November is National Diabetes Awareness Month. The designation is intended to increase public understanding of the disease, including its prevalence, screening and prevention, treatment options, and resources for the more than 29 million men, women, and children in the United States affected by the disease.
Did you know that according to the Centers for Disease Control (CDC), diabetes is the sixth leading cause of death in the United States? Read on to learn 10 more facts about diabetes that you may—or may not—know.
- There are at least three types of diabetes: type 1, type 2, and gestational diabetes.
- Type 1 diabetes, previously known as juvenile diabetes, accounts for about 5 to 10 percent of diabetics and is a chronic condition in which the pancreas produces little or no insulin, a hormone needed to allow sugar (glucose) to enter cells and produce energy.
- Type 2 diabetes, previously known as adult onset diabetes, accounts for about 90 to 95 percent of diabetics and occurs when the body either becomes resistant to insulin or doesn’t produce enough insulin to maintain glucose levels.
- Pregnant women may develop gestational diabetes, which can be harmful to both mother and child. Gestational diabetes tends to clear up greatly or improve after birth.
- The World Health Organization (WHO) has designated type 2 diabetes as an emerging global epidemic that can be traced to rapid increases in weight, obesity, and physical inactivity.
- If left uncontrolled, all types of diabetes lead to persistently elevated blood-sugar levels that can cause multiple health problems that damage your eyes, kidneys, nerves, blood vessels, and can cause heart disease and stroke.
- Type 1 diabetics require daily insulin injections to manage their blood sugar. In contrast, many people with type 2 diabetes can control their blood glucose by following a healthy meal plan and a program of regular exercise.

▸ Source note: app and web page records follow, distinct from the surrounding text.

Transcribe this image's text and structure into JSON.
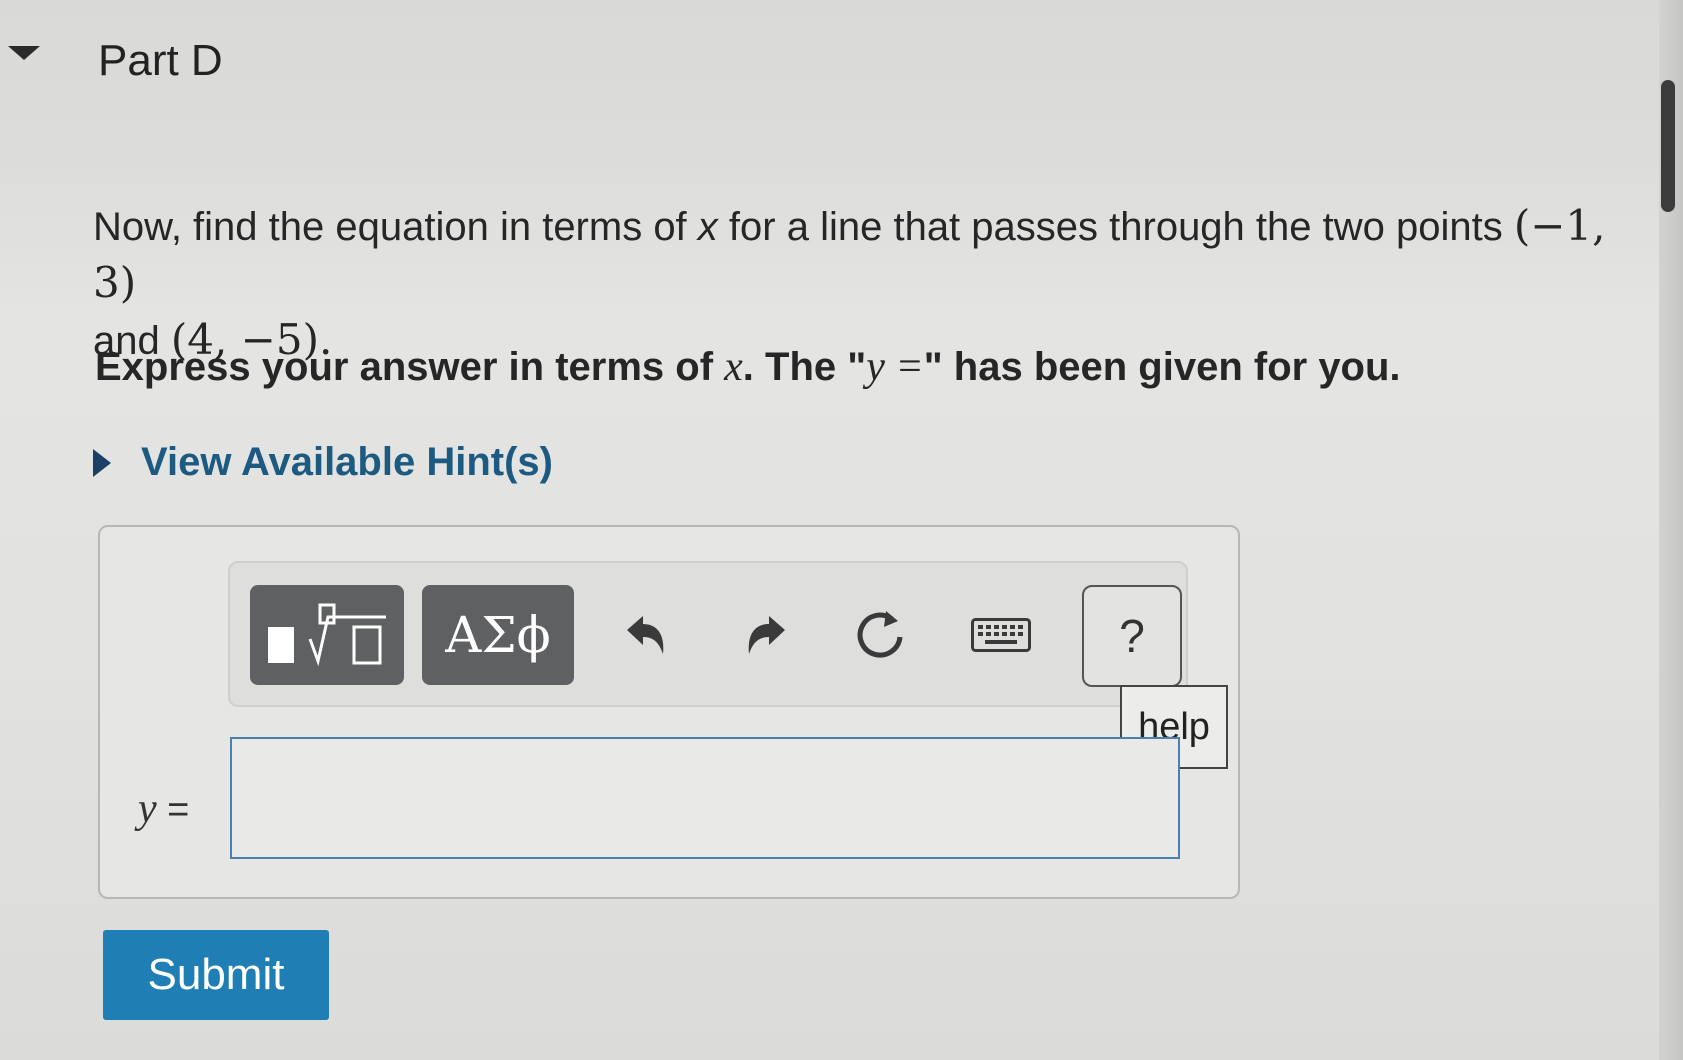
{
  "part": {
    "title": "Part D"
  },
  "question": {
    "lead": "Now, find the equation in terms of",
    "var": "x",
    "mid": "for a line that passes through the two points",
    "point1": "(−1, 3)",
    "and": "and",
    "point2": "(4, −5)",
    "end": "."
  },
  "instruction": {
    "lead": "Express your answer in terms of",
    "var": "x",
    "mid": ". The \"",
    "math": "y =",
    "end": "\" has been given for you."
  },
  "hints": {
    "label": "View Available Hint(s)"
  },
  "toolbar": {
    "symbols_label": "ΑΣϕ",
    "help_label": "?",
    "icons": [
      "templates-icon",
      "undo-icon",
      "redo-icon",
      "reset-icon",
      "keyboard-icon"
    ]
  },
  "help_tooltip": "help",
  "answer": {
    "prefix_var": "y",
    "prefix_eq": "=",
    "value": ""
  },
  "submit": {
    "label": "Submit"
  },
  "colors": {
    "accent": "#1f7fb4",
    "hint_link": "#1d5a82",
    "toolbar_button": "#5f6062"
  }
}
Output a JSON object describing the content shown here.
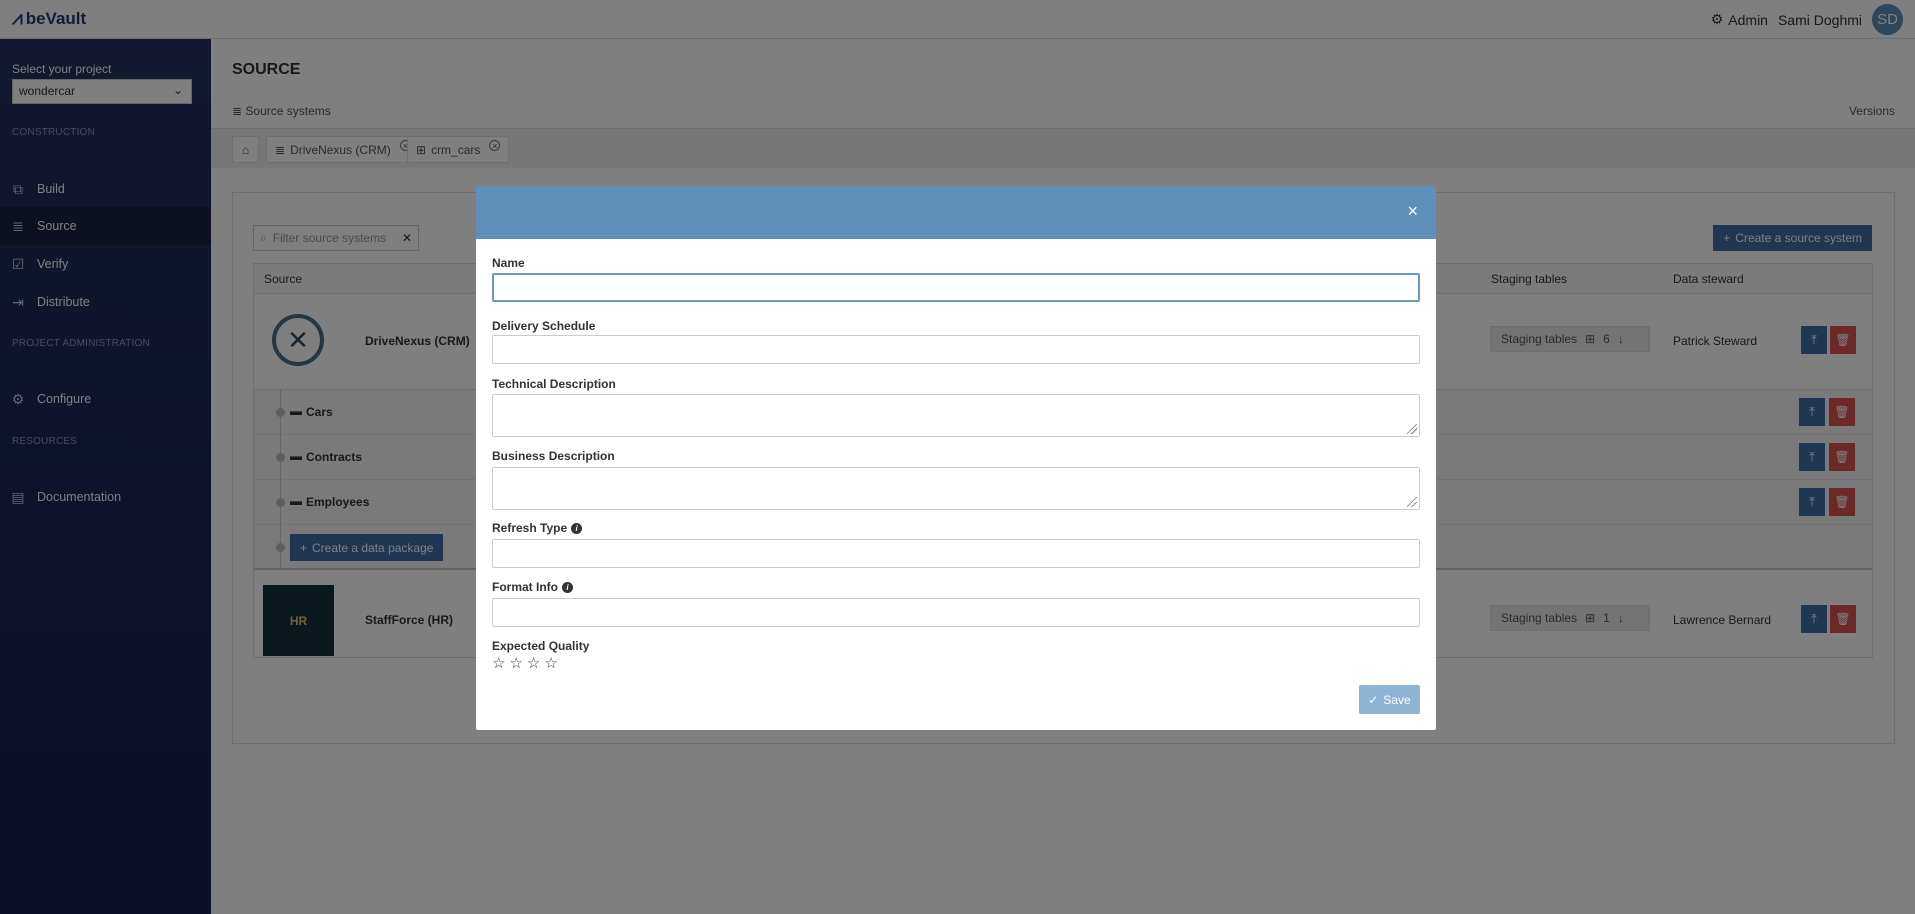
{
  "app": {
    "name": "beVault"
  },
  "header": {
    "admin_label": "Admin",
    "user_name": "Sami Doghmi",
    "user_initials": "SD"
  },
  "sidebar": {
    "project_label": "Select your project",
    "project_value": "wondercar",
    "sections": [
      "CONSTRUCTION",
      "PROJECT ADMINISTRATION",
      "RESOURCES"
    ],
    "items": [
      {
        "label": "Build",
        "icon": "cubes-icon"
      },
      {
        "label": "Source",
        "icon": "database-icon",
        "active": true
      },
      {
        "label": "Verify",
        "icon": "check-square-icon"
      },
      {
        "label": "Distribute",
        "icon": "export-icon"
      },
      {
        "label": "Configure",
        "icon": "gear-icon"
      },
      {
        "label": "Documentation",
        "icon": "book-icon"
      }
    ]
  },
  "page": {
    "title": "SOURCE",
    "breadcrumb": "Source systems",
    "versions": "Versions"
  },
  "tabs": [
    {
      "label": "DriveNexus (CRM)",
      "icon": "database-icon"
    },
    {
      "label": "crm_cars",
      "icon": "table-icon"
    }
  ],
  "toolbar": {
    "filter_placeholder": "Filter source systems",
    "create_label": "Create a source system"
  },
  "table": {
    "headers": {
      "source": "Source",
      "staging": "Staging tables",
      "steward": "Data steward"
    },
    "systems": [
      {
        "name": "DriveNexus (CRM)",
        "staging_label": "Staging tables",
        "staging_count": "6",
        "steward": "Patrick Steward"
      },
      {
        "name": "StaffForce (HR)",
        "staging_label": "Staging tables",
        "staging_count": "1",
        "steward": "Lawrence Bernard",
        "logo_text": "HR"
      }
    ],
    "packages": [
      "Cars",
      "Contracts",
      "Employees"
    ],
    "create_package_label": "Create a data package"
  },
  "modal": {
    "close": "×",
    "fields": {
      "name": "Name",
      "delivery": "Delivery Schedule",
      "technical": "Technical Description",
      "business": "Business Description",
      "refresh": "Refresh Type",
      "format": "Format Info",
      "quality": "Expected Quality"
    },
    "quality_rating": 0,
    "quality_max": 4,
    "save_label": "Save"
  },
  "colors": {
    "sidebar": "#1b2359",
    "modal_header": "#5e8fb8",
    "primary": "#3e6ea6",
    "danger": "#d9534f"
  }
}
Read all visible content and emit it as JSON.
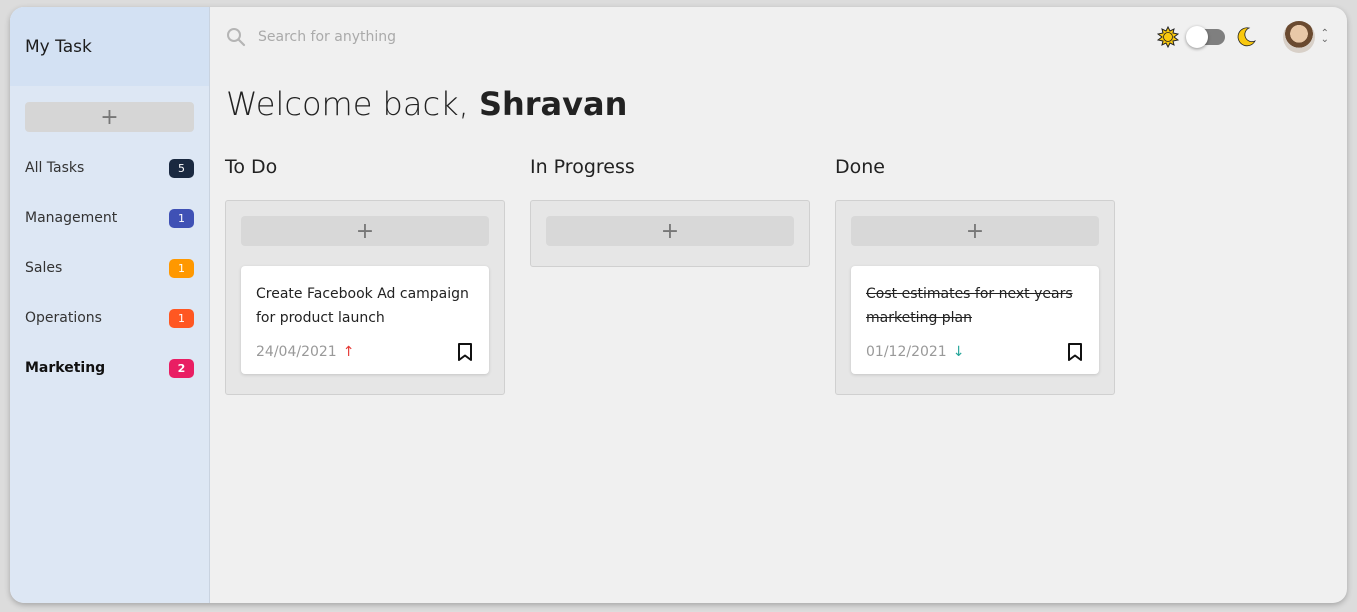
{
  "sidebar": {
    "title": "My Task",
    "add_label": "+",
    "items": [
      {
        "label": "All Tasks",
        "count": "5",
        "color": "#1a2940"
      },
      {
        "label": "Management",
        "count": "1",
        "color": "#3f51b5"
      },
      {
        "label": "Sales",
        "count": "1",
        "color": "#ff9800"
      },
      {
        "label": "Operations",
        "count": "1",
        "color": "#ff5722"
      },
      {
        "label": "Marketing",
        "count": "2",
        "color": "#e91e63"
      }
    ]
  },
  "header": {
    "search_placeholder": "Search for anything"
  },
  "welcome": {
    "prefix": "Welcome back, ",
    "name": "Shravan"
  },
  "columns": [
    {
      "title": "To Do",
      "add_label": "+",
      "card": {
        "title": "Create Facebook Ad campaign for product launch",
        "date": "24/04/2021",
        "arrow": "↑",
        "arrow_color": "#e53935"
      }
    },
    {
      "title": "In Progress",
      "add_label": "+"
    },
    {
      "title": "Done",
      "add_label": "+",
      "card": {
        "title": "Cost estimates for next years marketing plan",
        "date": "01/12/2021",
        "arrow": "↓",
        "arrow_color": "#26a69a"
      }
    }
  ]
}
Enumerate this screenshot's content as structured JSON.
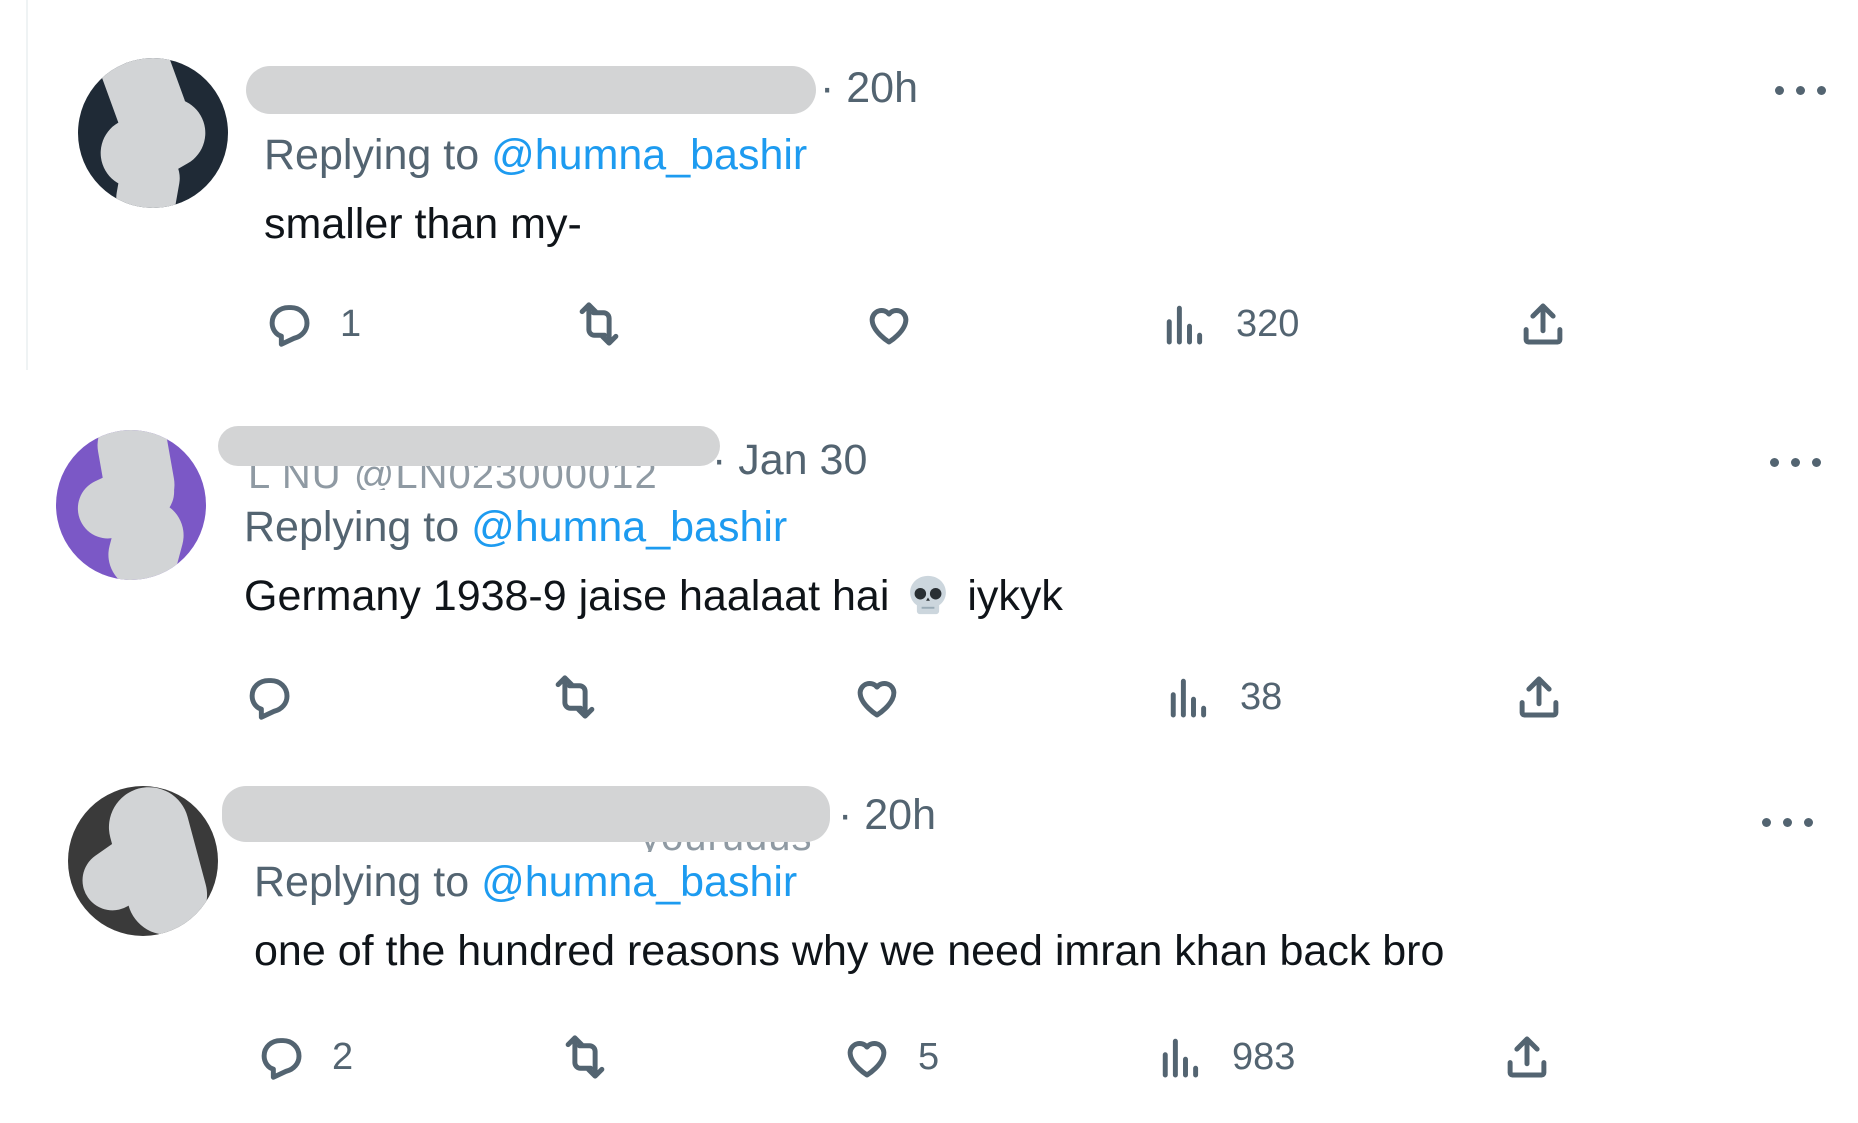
{
  "replies": [
    {
      "name_fragment": "",
      "time_label": "· 20h",
      "replying_prefix": "Replying to",
      "replying_handle": "@humna_bashir",
      "text": "smaller than my-",
      "text_after_emoji": "",
      "actions": {
        "reply_count": "1",
        "retweet_count": "",
        "like_count": "",
        "views_count": "320"
      },
      "avatar_color": "#1f2a36"
    },
    {
      "name_fragment": "L NU @LN023000012",
      "time_label": "· Jan 30",
      "replying_prefix": "Replying to",
      "replying_handle": "@humna_bashir",
      "text": "Germany 1938-9 jaise haalaat hai",
      "text_after_emoji": "iykyk",
      "emoji": "skull",
      "actions": {
        "reply_count": "",
        "retweet_count": "",
        "like_count": "",
        "views_count": "38"
      },
      "avatar_color": "#7b58c6"
    },
    {
      "name_fragment": "yourudus",
      "time_label": "· 20h",
      "replying_prefix": "Replying to",
      "replying_handle": "@humna_bashir",
      "text": "one of the hundred reasons why we need imran khan back bro",
      "text_after_emoji": "",
      "actions": {
        "reply_count": "2",
        "retweet_count": "",
        "like_count": "5",
        "views_count": "983"
      },
      "avatar_color": "#3a3a3a"
    }
  ],
  "colors": {
    "text_primary": "#0f1419",
    "text_secondary": "#536471",
    "link": "#1d9bf0",
    "redaction": "#d3d4d5"
  },
  "icons": [
    "reply-icon",
    "retweet-icon",
    "like-icon",
    "views-icon",
    "share-icon",
    "more-icon",
    "skull-emoji-icon"
  ]
}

Gestational diabetes treatment includes eating balanced meals, getting regular excercise, and taking diabetes medicine and insulin shots.
- A Harvard study showed that eating one serving of oatmeal five or six times a week was linked to a 39 percent reduction in risk of type 2 diabetes.a
- Ancient doctors would test for diabetes by tasting the urine of a suspected sufferer of diabetes. Sweet urine is high in glucose, suggesting the presence of diabetes.b
- Today, blood tests are used to diagnose diabetes. The tests measure glucose and hemoglobin A1c, a form of hemoglobin that becomes modified when exposed to persistent, excessive glucose levels.
To learn about Sanford-Burnham’s efforts to prevent, diagnose, and treat diabetes, see the following links:
A new way to generate insulin-producing cells in type 1 diabetes A new link between obesity, inflammation, and insulin resistance Genes promote hardening of arteries in type 2 diabetes Replacing insulin though stem cell-derived pancreatic cells under the skin
a Adamec, Christine. 2002. The Encyclopedia of Diabetes. New York, NY: Facts on File, Inc. b Eisenstat, Stephanie. 2007. Diabetes: What You Need to Know to Lower Your Risk and Beat the Odds. Cambridge, MA: Harvard University Press.